About this exercise = Where a line holds the word "статью", count it, then give only the total for the entries below.

Dataset content =
____

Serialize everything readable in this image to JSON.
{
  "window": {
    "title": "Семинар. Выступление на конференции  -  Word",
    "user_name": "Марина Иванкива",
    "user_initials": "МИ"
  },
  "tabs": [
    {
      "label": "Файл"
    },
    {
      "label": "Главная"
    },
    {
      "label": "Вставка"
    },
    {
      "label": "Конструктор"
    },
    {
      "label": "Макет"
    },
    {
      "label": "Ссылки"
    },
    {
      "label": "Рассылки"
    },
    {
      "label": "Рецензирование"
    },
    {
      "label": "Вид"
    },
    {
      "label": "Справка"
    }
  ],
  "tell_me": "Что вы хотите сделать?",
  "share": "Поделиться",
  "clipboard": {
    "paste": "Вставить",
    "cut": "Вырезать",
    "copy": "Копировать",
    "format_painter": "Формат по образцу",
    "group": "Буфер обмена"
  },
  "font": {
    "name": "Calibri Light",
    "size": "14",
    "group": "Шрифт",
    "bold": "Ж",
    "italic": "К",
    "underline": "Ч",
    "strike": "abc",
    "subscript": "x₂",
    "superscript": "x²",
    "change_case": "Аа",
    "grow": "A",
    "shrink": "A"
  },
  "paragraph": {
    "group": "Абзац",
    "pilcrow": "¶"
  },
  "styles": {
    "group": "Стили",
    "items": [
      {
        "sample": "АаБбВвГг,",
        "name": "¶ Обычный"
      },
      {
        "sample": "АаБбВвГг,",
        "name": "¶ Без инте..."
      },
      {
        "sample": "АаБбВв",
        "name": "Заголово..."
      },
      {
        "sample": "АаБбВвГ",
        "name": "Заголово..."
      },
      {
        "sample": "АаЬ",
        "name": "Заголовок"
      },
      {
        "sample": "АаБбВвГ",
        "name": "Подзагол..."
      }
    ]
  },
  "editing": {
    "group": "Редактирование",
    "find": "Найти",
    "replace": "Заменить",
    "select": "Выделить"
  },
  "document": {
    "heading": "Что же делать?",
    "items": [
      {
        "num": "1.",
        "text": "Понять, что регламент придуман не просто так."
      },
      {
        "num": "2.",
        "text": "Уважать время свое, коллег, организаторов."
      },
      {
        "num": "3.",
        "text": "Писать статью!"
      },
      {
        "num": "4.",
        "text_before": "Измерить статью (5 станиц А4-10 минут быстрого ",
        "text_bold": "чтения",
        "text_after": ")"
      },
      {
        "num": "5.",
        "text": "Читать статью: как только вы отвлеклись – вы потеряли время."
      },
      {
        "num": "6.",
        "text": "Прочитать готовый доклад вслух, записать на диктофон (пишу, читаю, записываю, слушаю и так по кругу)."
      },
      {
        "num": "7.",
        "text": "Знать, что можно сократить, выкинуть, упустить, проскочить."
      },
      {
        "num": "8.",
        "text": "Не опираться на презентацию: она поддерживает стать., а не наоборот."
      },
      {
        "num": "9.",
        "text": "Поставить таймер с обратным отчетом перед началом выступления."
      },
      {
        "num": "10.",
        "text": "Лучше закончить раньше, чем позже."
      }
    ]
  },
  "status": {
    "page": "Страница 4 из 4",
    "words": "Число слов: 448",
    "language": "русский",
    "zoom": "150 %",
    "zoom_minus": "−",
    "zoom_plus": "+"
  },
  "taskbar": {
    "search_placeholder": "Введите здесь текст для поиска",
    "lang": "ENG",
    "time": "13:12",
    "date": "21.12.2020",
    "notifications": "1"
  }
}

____

Result of the exercise = 3